Why a new stack?
At Canonical, we have been referring to LMA as a system of machine charms currently in use to monitor Canonical and customer systems.
COS draws a lot of learning from years of operational experience with LMA, but it is also different enough that we felt we needed to make a distinction from the previous iteration.
There are several design goals we want to accomplish with COS:
Provide a set of high-quality observability charmed operators that are designed to work well on their own, and better together.
Make COS run on Kubernetes, with specific focus on MicroK8s, to achieve a very “appliance-like” user experience.
Ensure a consistent, cohesive experience: all alerts go through Alertmanager, Grafana can plot all telemetry, etc.
Provide a highly-integrated observability stack with the simplest possible deployment experience.
Take the toil out of setting up monitoring of your Juju workloads: monitoring your Juju applications should be as simple as establishing a couple of relations with the COS charms.
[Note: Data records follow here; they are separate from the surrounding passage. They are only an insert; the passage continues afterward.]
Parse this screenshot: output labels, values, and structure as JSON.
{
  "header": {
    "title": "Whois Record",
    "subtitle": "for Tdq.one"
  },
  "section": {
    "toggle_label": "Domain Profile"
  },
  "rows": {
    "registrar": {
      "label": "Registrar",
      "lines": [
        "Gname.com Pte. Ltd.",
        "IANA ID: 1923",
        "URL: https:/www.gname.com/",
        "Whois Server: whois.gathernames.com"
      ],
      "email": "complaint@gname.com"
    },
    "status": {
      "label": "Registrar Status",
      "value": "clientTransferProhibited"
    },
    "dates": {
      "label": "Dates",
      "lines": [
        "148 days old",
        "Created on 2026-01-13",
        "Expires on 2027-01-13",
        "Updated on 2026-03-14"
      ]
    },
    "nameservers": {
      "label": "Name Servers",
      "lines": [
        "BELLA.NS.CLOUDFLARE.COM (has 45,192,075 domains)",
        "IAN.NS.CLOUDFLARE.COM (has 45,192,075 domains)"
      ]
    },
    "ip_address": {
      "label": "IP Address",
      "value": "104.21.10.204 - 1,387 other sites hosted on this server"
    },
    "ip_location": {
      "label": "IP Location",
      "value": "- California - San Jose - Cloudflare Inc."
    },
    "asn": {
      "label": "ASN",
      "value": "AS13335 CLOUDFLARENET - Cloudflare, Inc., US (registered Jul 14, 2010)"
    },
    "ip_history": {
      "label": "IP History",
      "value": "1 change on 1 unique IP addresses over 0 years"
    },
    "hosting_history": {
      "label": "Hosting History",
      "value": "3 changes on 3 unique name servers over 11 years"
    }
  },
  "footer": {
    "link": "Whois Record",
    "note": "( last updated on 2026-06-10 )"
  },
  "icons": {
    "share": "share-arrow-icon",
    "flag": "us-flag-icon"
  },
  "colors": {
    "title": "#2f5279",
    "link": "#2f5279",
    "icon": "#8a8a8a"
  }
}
Showcase the declarative power of the Juju model: for example, if some can be modelled as relation, rather that a configuration, it should be. Also, relations must be semantically meaningful: by looking at
juju status --relations, you should intuitively understand what comes out of two charms relating with one another.
While an observability stack naturally lends itself to a multitude of different use cases, like capacity and utilization monitoring, monitoring domain-specific data from a business perspective, these use cases are not goals of COS Lite and COS HA.
The charms that make up the stack, like Prometheus or Grafana, can of course be used for these use cases as well. However, they do not currently influence the roadmap of these charms to any significant degree.